> _YOUR OBJECTIVE_: Retype every record exactly. Leave the pictures out.

> _GIVEN RECORDS_:
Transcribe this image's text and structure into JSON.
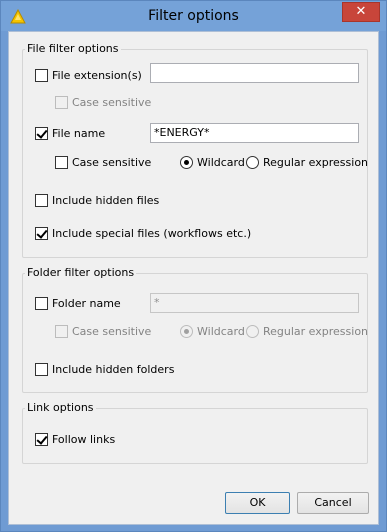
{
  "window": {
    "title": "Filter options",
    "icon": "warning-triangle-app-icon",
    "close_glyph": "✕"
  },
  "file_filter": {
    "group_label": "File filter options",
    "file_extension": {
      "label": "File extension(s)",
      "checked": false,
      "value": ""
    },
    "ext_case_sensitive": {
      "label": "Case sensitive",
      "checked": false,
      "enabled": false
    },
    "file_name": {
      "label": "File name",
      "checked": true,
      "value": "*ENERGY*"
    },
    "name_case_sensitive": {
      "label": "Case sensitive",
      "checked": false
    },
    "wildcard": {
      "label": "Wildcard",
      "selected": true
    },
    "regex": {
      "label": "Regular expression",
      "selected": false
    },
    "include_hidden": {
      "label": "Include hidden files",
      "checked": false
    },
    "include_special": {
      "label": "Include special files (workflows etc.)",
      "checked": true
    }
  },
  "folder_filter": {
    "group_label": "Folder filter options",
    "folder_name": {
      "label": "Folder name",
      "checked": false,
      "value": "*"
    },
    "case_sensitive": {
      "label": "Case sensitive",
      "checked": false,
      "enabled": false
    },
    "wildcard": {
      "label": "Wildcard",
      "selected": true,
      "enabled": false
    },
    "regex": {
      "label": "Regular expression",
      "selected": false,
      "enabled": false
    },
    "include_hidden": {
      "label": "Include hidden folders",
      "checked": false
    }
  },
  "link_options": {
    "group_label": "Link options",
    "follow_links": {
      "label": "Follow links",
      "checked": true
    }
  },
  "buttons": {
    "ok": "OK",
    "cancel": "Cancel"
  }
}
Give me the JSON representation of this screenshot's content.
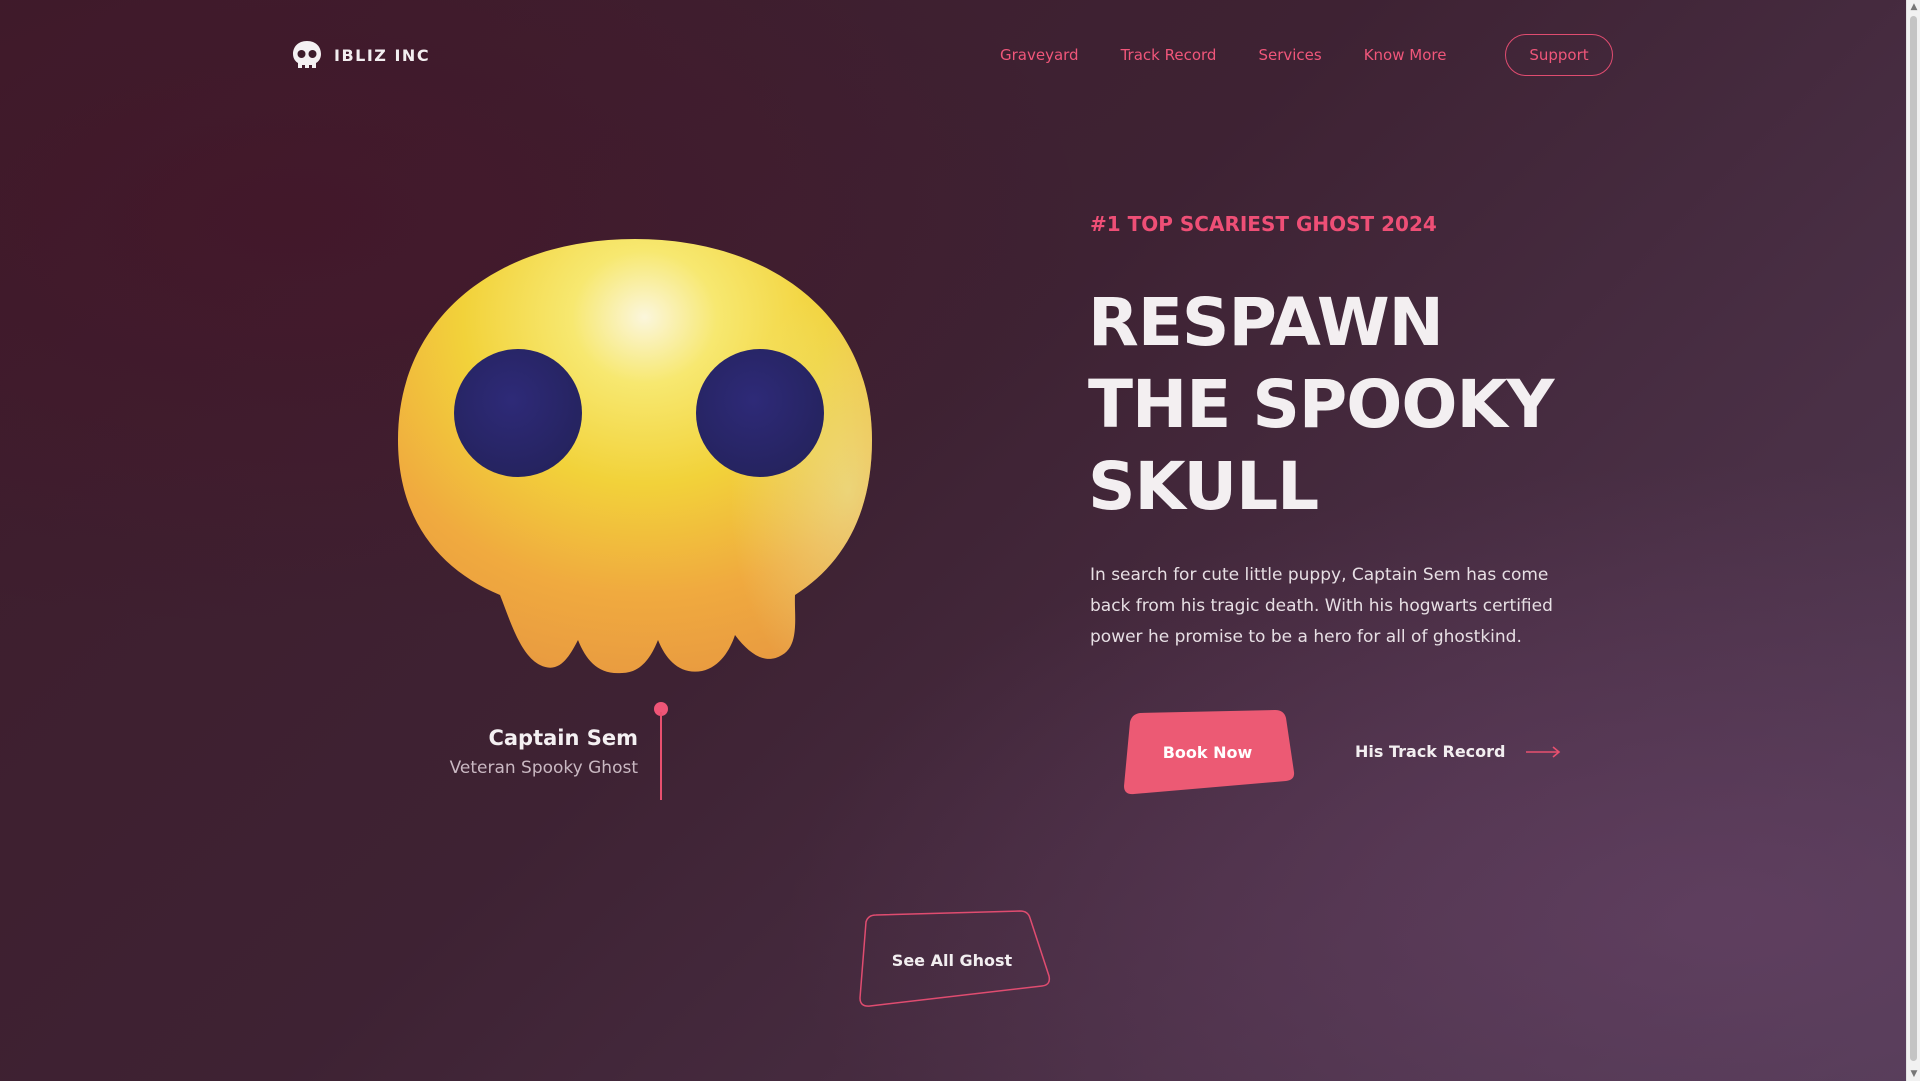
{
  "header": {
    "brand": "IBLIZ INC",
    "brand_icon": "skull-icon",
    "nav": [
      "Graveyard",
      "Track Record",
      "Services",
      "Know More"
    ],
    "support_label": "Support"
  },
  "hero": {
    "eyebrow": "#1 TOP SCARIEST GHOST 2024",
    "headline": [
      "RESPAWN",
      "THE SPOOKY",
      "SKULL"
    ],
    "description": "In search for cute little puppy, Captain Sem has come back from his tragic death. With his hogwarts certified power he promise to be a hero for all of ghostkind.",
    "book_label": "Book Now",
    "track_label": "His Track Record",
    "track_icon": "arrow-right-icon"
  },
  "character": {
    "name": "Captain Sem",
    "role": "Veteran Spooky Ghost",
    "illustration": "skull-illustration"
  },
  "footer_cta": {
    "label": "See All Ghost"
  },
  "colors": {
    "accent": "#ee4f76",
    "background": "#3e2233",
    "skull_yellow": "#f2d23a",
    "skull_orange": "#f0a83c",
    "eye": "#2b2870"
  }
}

> _ANSWER FOR THIS EXERCISE_:
Transcribe this image's text and structure into JSON.
{
  "window": {
    "title": "Filter options",
    "icon": "warning-triangle-app-icon",
    "close_glyph": "✕"
  },
  "file_filter": {
    "group_label": "File filter options",
    "file_extension": {
      "label": "File extension(s)",
      "checked": false,
      "value": ""
    },
    "ext_case_sensitive": {
      "label": "Case sensitive",
      "checked": false,
      "enabled": false
    },
    "file_name": {
      "label": "File name",
      "checked": true,
      "value": "*ENERGY*"
    },
    "name_case_sensitive": {
      "label": "Case sensitive",
      "checked": false
    },
    "wildcard": {
      "label": "Wildcard",
      "selected": true
    },
    "regex": {
      "label": "Regular expression",
      "selected": false
    },
    "include_hidden": {
      "label": "Include hidden files",
      "checked": false
    },
    "include_special": {
      "label": "Include special files (workflows etc.)",
      "checked": true
    }
  },
  "folder_filter": {
    "group_label": "Folder filter options",
    "folder_name": {
      "label": "Folder name",
      "checked": false,
      "value": "*"
    },
    "case_sensitive": {
      "label": "Case sensitive",
      "checked": false,
      "enabled": false
    },
    "wildcard": {
      "label": "Wildcard",
      "selected": true,
      "enabled": false
    },
    "regex": {
      "label": "Regular expression",
      "selected": false,
      "enabled": false
    },
    "include_hidden": {
      "label": "Include hidden folders",
      "checked": false
    }
  },
  "link_options": {
    "group_label": "Link options",
    "follow_links": {
      "label": "Follow links",
      "checked": true
    }
  },
  "buttons": {
    "ok": "OK",
    "cancel": "Cancel"
  }
}
Give me the JSON representation of this screenshot's content.
{
  "header": {
    "brand": "IBLIZ INC",
    "brand_icon": "skull-icon",
    "nav": [
      "Graveyard",
      "Track Record",
      "Services",
      "Know More"
    ],
    "support_label": "Support"
  },
  "hero": {
    "eyebrow": "#1 TOP SCARIEST GHOST 2024",
    "headline": [
      "RESPAWN",
      "THE SPOOKY",
      "SKULL"
    ],
    "description": "In search for cute little puppy, Captain Sem has come back from his tragic death. With his hogwarts certified power he promise to be a hero for all of ghostkind.",
    "book_label": "Book Now",
    "track_label": "His Track Record",
    "track_icon": "arrow-right-icon"
  },
  "character": {
    "name": "Captain Sem",
    "role": "Veteran Spooky Ghost",
    "illustration": "skull-illustration"
  },
  "footer_cta": {
    "label": "See All Ghost"
  },
  "colors": {
    "accent": "#ee4f76",
    "background": "#3e2233",
    "skull_yellow": "#f2d23a",
    "skull_orange": "#f0a83c",
    "eye": "#2b2870"
  }
}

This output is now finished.